The bad news about testicular cancer is that it is on the increase, particularly among men in their twenties. The good news is that, unlike other adult cancers, it is curable in over 90 per cent of cases - even when the disease has spread.

"I hesitate to use the word cure in terms of cancer," says Stan Kaye, professor of the CRC Department of Medical Oncology at Glasgow University. "But there are now thousands of young men who have been treated successfully for testicular cancer and who, 20 years later, show no sign of any recurrence."

Although rare at the beginning of the century, the incidence of testicular cancer has risen markedly in the last 20-30 years, especially among younger men. It is now the commonest cancer among men aged 20 to 34, with about 1,500 to 2,000 new cases a year.

"We do not know for sure, but it may be this rise is related to an environmental factor such as excess oestrogens, which may affect the foetus growing in the womb," says Professor Kaye.

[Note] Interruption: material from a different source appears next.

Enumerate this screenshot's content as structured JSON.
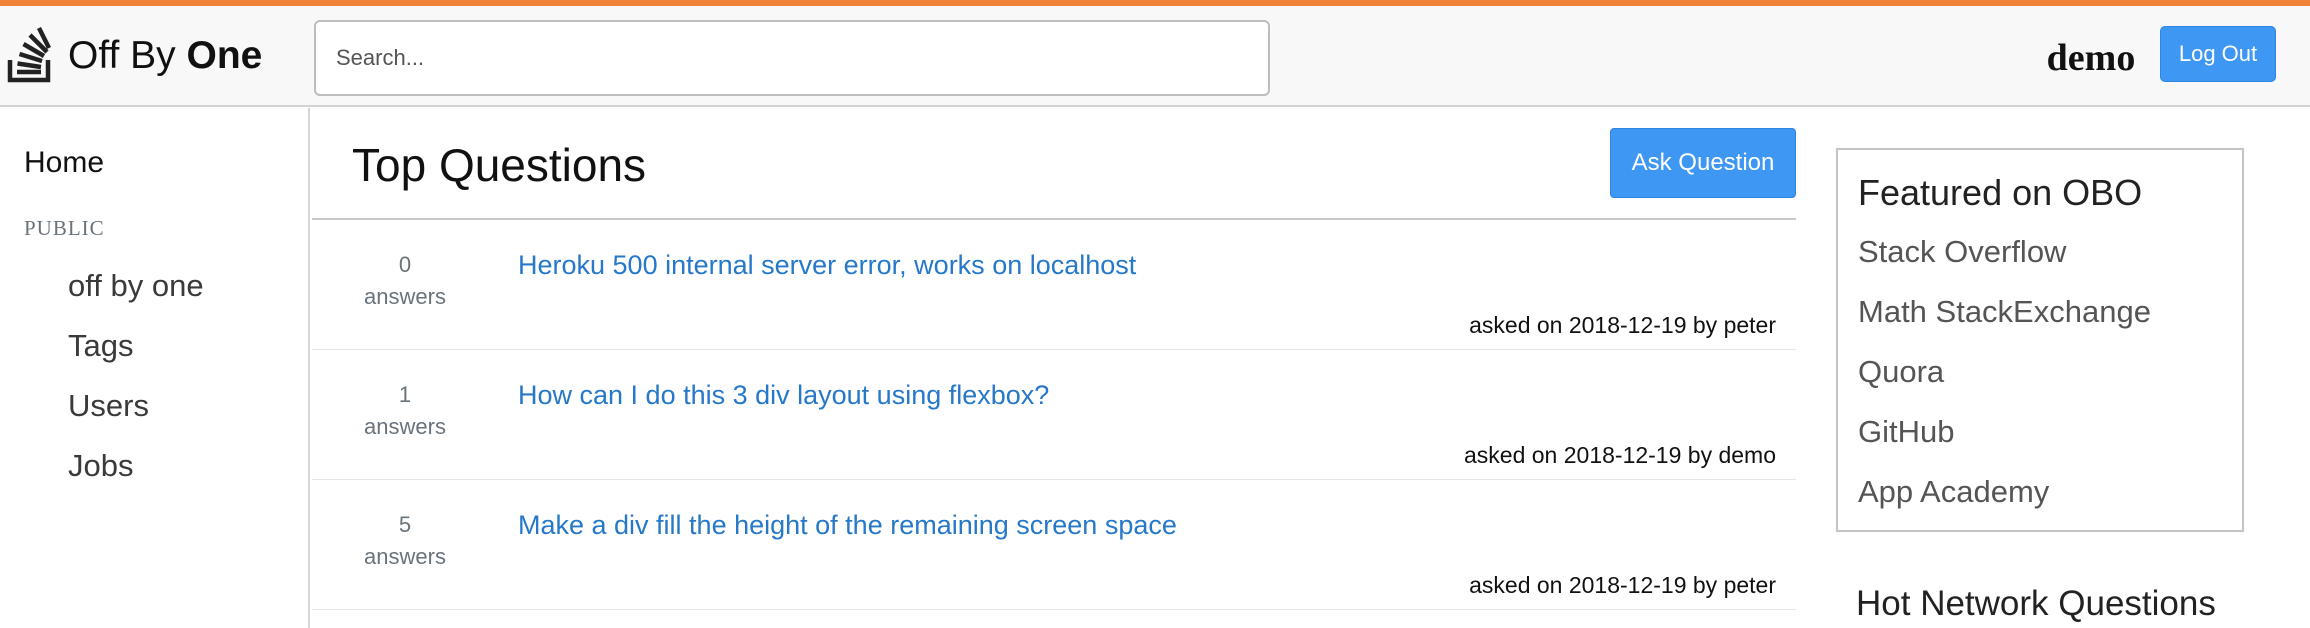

Testicular cancer is thought to be triggered by something going wrong during foetal development, which would explain why it is sometimes associated with other problems of the male reproductive system - low sperm counts, infertility in men and undescended testicles in boys.

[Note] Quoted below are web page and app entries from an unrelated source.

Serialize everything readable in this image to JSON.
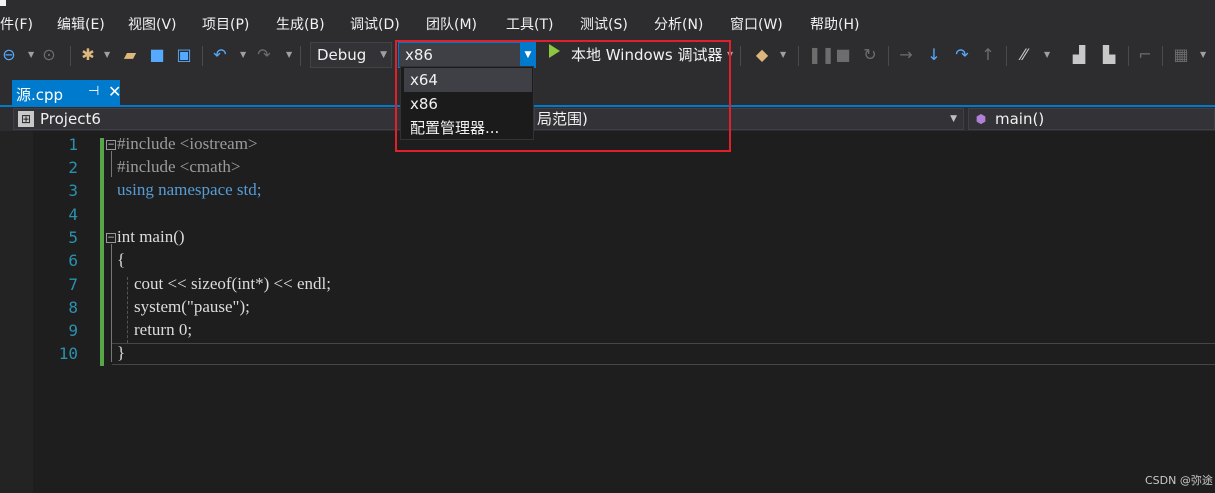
{
  "menu": [
    "件(F)",
    "编辑(E)",
    "视图(V)",
    "项目(P)",
    "生成(B)",
    "调试(D)",
    "团队(M)",
    "工具(T)",
    "测试(S)",
    "分析(N)",
    "窗口(W)",
    "帮助(H)"
  ],
  "toolbar": {
    "configuration": "Debug",
    "platform": "x86",
    "run_label": "本地 Windows 调试器"
  },
  "platform_dropdown": {
    "options": [
      "x64",
      "x86",
      "配置管理器..."
    ],
    "highlighted": "x64"
  },
  "tab": {
    "file_name": "源.cpp",
    "pin_glyph": "⊣",
    "close_glyph": "✕"
  },
  "navbar": {
    "project": "Project6",
    "scope": "局范围)",
    "member": "main()"
  },
  "editor": {
    "line_numbers": [
      "1",
      "2",
      "3",
      "4",
      "5",
      "6",
      "7",
      "8",
      "9",
      "10"
    ],
    "lines": [
      "#include <iostream>",
      "#include <cmath>",
      "using namespace std;",
      "",
      "int main()",
      "{",
      "    cout << sizeof(int*) << endl;",
      "    system(\"pause\");",
      "    return 0;",
      "}"
    ]
  },
  "watermark": "CSDN @弥途",
  "colors": {
    "accent": "#007acc",
    "highlight_border": "#e0202c",
    "keyword": "#569cd6",
    "string": "#d69d85",
    "line_number": "#2b91af",
    "change_bar": "#57a64a"
  }
}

"We think there is another trigger for the cancer 15 to 20 years later, but we do not know what it is. Again, it could be something to do with 20th century living," he adds.

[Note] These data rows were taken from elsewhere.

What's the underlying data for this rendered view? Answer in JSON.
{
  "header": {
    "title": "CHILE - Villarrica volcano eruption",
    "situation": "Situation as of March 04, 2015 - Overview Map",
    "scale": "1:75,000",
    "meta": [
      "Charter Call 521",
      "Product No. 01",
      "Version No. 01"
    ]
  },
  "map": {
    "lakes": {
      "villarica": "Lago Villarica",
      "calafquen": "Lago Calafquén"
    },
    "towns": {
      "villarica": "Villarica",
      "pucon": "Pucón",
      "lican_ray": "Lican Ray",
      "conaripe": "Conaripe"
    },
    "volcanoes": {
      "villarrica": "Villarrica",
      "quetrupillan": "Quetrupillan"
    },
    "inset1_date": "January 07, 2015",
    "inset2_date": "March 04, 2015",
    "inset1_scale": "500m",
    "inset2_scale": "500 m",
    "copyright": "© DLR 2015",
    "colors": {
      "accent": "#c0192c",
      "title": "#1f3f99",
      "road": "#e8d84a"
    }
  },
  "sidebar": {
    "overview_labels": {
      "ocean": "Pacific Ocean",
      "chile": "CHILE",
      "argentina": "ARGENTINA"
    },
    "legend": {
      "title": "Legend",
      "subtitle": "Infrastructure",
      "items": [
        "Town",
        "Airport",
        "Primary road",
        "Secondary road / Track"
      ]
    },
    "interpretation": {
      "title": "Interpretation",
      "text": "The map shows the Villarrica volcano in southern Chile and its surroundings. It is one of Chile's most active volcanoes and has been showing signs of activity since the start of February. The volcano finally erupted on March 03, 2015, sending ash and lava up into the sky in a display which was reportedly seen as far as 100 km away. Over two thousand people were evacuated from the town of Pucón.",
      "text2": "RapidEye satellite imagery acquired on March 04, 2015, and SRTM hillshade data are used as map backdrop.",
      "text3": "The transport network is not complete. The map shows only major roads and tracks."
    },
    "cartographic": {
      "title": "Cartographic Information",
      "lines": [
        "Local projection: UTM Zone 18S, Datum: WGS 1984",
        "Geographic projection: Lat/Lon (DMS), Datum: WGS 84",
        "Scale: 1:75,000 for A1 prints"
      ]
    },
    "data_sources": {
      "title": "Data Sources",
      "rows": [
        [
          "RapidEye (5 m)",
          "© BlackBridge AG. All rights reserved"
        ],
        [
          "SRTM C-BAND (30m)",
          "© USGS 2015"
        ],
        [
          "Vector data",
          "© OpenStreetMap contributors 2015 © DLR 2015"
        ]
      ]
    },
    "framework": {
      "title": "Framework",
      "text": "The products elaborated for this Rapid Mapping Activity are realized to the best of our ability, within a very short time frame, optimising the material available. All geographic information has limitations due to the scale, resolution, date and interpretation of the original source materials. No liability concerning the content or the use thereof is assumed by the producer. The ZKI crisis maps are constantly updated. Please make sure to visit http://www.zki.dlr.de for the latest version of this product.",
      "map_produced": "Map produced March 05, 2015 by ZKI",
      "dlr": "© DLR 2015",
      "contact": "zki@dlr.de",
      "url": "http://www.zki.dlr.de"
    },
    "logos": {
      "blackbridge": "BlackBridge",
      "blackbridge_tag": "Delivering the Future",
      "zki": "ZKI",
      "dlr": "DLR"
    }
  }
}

The disease is one of the few cancers to be related to higher social class and is occasionally hereditary. However, Professor Kaye points out that testicular cancer cannot be caused by tight underpants, taking exercise or being kicked - all common myths. "And studies linking it with vasectomy have not held up."

There are two types of testicular cancer. Seminoma, occurs in men in their 30s and 40s and is easier to treat. The second, teratoma, occurs mainly in younger men. Teratoma spreads quite early on in the disease, to the lungs, lymph, abdomen, liver and brain.Thirty years ago it was usually fatal. Today, for the majority of patients, the outlook is very good indeed.

"The big breakthrough came in the mid-1970s when researchers discovered the powerful effects of platinum," says the professor. Using the metal on testicular cancer patients sent cure rates soaring from about 10 per cent to 60-70 per cent. Used in combination with other drugs, the improvement has been even greater.

The platinum drug, cisplatin, is highly toxic. "It was nearly abandoned because of its side effects, but we have now learned to control them. We put the patient on a drip to ensure he has plenty of fluids to avoid kidney damage," says Professor Kaye.

A multinational trial has been set up to see whether it is possible to reduce the standard four courses of treatment to three, and thereby reduce toxic side effects.

One reason cisplatin is extremely effective for testicular cancer is that these cancer cells have a different molecular structure to other adult cancer cells, which makes them unable to resist the drug. "The next big step for researchers is to understand the difference between testicular cancer cells which are killed by chemotherapy and those found in other adult cancers which are resistant to drug treatment. By using gene therapy we may be able to make the latter behave like the former - and become more sensitive to chemotherapy."

The high cure rates in testicular cancer are also thanks to the development of specialist centres - such as the Beatson Oncology Centre in Glasgow - where staff have gained the experience to manage this comparatively rare disease. Another valuable advance is being able to predict which men need aggressive drug treatment and which will do just as well with surgery alone. And the development of sensitive markers in the blood which can detect the disease before it is clinically evident, also means patients with early stage disease who do not have chemotherapy can be carefully monitored for any recurrence.

In addition, by developing a special type of scan, researchers are hoping to be able to predict which men will need further surgery after drug treatment to prevent the cancer returning. At present, this major operation to remove lymph glands in the abdomen is carried out on some 20 to 30 per cent of patients.

For the small group of patients with extensive disease who do not respond well to treatment, the cure rate is about 30 to 40 per cent. CRC researchers are now trying to find more effective treatments by looking at new drugs to add to the current cocktail: clinical trials of the drug Taxol, which was derived from the yew tree and is used in both breast and ovarian cancer, have already started.

Although testicular cancer can be successfully treated, Professor Kaye thinks the psychological effect is often underestimated. "Young men worry about whether the disease or the treatment will affect their fertility," he says.

Losing one testicle, he points out, has no effect on sperm or hormone production. Chemotherapy can cause a temporary effect on fertility, but in the majority of cases it recovers within two or three years and it is possible to store sperm for in vitro fertilisation later, as a precaution.

"Plenty of men who have had testicular cancer go on to have healthy children," says Professor Kaye. "Often these are young men who thought cancer meant they were going to die. The reassuring news is that the vast majority return to live normal, healthy lives."